Internet Robustness

This project will develop, test and pilot technologies to deliver on the promise of the URL, or "Uniform Resource Locator": that information placed online can remain there, even amidst network or endpoint disruptions. The project's approach is to enable operators of Web servers to enter easily into mutual aid arrangements, such as mirroring other participants' content and having the deed reciprocated, so that the failure of any one participant to remain online allows others to preserve what was there. This project is designed to improve the resiliency and robustness of the Web in a wide variety of Internet contexts around the world, offering an alternative route to Web content in the event of intentional blocking, hacking or denial of service attacks, or unintentional hosting or server failures.
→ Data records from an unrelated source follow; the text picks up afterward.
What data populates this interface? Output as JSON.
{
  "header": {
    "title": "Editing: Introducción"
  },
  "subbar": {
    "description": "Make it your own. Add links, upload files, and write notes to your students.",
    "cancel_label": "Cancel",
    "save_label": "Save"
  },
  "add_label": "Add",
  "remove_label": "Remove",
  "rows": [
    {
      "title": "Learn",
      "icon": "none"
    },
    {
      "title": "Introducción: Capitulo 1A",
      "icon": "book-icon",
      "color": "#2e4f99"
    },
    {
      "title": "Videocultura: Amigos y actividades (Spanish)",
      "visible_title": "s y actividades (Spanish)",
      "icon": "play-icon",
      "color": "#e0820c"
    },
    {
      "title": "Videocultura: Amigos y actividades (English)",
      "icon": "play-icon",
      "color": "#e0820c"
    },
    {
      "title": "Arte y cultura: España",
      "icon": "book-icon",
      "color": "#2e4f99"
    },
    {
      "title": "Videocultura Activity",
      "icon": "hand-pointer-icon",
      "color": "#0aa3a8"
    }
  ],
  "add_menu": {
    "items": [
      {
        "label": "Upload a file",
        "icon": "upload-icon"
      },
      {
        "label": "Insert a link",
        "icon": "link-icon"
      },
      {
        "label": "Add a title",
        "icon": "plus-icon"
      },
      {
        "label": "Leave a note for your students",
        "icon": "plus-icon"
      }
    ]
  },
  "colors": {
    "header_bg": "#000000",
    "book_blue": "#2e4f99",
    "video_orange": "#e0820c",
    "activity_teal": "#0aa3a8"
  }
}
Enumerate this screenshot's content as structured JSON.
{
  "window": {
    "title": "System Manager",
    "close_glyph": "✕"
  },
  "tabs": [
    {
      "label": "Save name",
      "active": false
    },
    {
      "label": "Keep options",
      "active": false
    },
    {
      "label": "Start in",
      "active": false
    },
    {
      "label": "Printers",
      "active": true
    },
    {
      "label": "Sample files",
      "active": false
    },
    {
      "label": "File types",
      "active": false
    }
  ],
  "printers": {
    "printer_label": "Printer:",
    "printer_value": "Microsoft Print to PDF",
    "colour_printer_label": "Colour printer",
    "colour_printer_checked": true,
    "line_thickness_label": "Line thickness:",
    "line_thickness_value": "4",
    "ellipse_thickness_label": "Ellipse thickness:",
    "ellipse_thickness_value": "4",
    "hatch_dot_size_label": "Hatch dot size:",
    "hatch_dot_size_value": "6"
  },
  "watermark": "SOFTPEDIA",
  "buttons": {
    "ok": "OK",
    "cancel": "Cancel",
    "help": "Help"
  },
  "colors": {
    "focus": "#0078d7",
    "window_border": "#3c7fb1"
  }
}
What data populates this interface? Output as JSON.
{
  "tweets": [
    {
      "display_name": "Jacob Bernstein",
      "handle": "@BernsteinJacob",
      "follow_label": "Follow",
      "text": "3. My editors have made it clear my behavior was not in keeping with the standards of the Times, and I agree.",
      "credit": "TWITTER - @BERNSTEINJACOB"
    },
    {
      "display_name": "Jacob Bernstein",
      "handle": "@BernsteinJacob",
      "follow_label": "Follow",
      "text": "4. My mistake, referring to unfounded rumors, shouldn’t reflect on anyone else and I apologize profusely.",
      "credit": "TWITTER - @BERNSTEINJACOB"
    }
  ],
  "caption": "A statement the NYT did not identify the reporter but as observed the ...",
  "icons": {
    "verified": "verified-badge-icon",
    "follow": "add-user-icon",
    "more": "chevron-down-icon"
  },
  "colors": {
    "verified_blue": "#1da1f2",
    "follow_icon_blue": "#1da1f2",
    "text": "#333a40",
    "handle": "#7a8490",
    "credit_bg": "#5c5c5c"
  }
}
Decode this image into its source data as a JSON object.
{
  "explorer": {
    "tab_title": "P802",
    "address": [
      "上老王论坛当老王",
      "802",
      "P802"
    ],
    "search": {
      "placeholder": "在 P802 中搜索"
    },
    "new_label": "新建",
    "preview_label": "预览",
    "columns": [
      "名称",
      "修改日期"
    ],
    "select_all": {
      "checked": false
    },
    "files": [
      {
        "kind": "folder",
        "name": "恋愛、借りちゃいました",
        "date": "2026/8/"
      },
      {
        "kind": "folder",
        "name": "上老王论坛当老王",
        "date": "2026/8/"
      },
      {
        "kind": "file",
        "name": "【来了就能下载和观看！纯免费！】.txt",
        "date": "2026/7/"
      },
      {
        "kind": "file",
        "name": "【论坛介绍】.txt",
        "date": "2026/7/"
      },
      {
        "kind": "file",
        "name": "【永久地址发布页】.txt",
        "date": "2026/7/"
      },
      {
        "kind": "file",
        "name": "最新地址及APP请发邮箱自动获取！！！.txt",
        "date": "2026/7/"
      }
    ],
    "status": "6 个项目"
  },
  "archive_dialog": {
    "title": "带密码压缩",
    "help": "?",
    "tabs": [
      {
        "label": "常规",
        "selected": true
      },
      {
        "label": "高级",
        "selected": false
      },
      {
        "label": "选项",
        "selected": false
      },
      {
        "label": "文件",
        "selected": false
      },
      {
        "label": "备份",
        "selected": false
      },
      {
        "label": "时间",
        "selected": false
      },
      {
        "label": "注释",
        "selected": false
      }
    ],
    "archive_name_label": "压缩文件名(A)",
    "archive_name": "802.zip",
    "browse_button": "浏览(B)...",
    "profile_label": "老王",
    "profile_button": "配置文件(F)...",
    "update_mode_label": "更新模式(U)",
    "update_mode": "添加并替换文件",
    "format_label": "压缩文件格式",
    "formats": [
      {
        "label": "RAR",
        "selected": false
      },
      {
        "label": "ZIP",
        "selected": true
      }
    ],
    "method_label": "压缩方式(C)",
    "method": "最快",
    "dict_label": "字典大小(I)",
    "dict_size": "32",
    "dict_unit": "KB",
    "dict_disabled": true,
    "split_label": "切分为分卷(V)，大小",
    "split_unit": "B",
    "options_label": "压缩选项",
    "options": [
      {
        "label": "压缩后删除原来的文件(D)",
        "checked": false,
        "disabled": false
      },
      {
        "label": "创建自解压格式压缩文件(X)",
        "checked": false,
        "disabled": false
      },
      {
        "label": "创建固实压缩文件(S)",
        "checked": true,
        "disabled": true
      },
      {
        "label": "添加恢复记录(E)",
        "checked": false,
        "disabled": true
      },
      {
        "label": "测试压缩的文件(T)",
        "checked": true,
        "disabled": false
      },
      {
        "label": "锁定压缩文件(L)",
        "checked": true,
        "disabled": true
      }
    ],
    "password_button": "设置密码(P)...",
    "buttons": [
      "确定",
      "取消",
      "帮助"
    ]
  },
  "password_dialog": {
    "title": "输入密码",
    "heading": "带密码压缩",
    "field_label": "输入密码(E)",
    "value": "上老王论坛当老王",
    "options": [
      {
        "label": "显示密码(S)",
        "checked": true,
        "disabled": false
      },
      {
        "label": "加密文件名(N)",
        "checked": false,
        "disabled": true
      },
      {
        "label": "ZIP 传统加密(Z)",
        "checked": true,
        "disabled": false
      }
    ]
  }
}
The project's ultimate aim is to make for a more robust and stable Web, from Silicon Valley to London to Beijing to Tehran. more >

This project will develop, test and pilot technologies to deliver on the promise of the URL, or "Uniform Resource Locator": that information placed online can remain there, even amidst network or endpoint disruptions. The project's approach is to enable operators of Web servers to enter easily into mutual aid arrangements, such as mirroring other participants' content and having the deed reciprocated, so that the failure of any one participant to remain online allows others to preserve what was there. This project is designed to improve the resiliency and robustness of the Web in a wide variety of Internet contexts around the world, offering an alternative route to Web content in the event of intentional blocking, hacking or denial of service attacks, or unintentional hosting or server failures. The project's ultimate aim is to make for a more robust and stable Web, from Silicon Valley to London to Beijing to Tehran.

This project will be led by Principal Investigator Jonathan Zittrain, and builds on his proposal for a mutual aid treaty for the Internet that would enable operators of Web servers to enter easily into mutually beneficial agreements that ultimately bolster the robustness of the entire Web.  In creating a more resilient web, Internet Robustness also aims to mitigate risks associated with increasing centralization of online content. More and more, just a handful of centralized entities host information online, despite the fact that greater online centralization (be it public or private) creates greater vulnerability because there are fewer “choke points” at which to restrict access to Web content. The more that a system can provide numerous routes to access information, even in the face of filtering or blockages, the more all people can freely share that information.Motivated by the importance of a robust and resilient Internet and inspired by a mutual aid approach, the Internet Robustness project will continue to assess existing approaches to mirroring content, building on work completed by students from the 2011-2012 Ideas for a Better InternetMirror As You Link group, which  also developed working code for an  extension to allow mirroring of Wordpress blogs. Over the course of this three-year project, the Berkman Center team will conduct research to identify the best possible technical alternatives for the system, build its technical infrastructure and code base, and thoroughly test the system with pilot communities, in anticipation of broader future roll-out.

This project complements and builds on a number of research projects at the Berkman Center, including our long-standing research effort on technical filtering and internet controls as part of the OpenNet Initiative, the Herdict project, which identifies filtered content through crowd-sourced methods and online tools, studies of DDoS attacks against independent media and human rights sites, as well as circumvention tool evaluation reports.


Sponsors

Subscribe

Syndicate content

Last updated March 25, 2014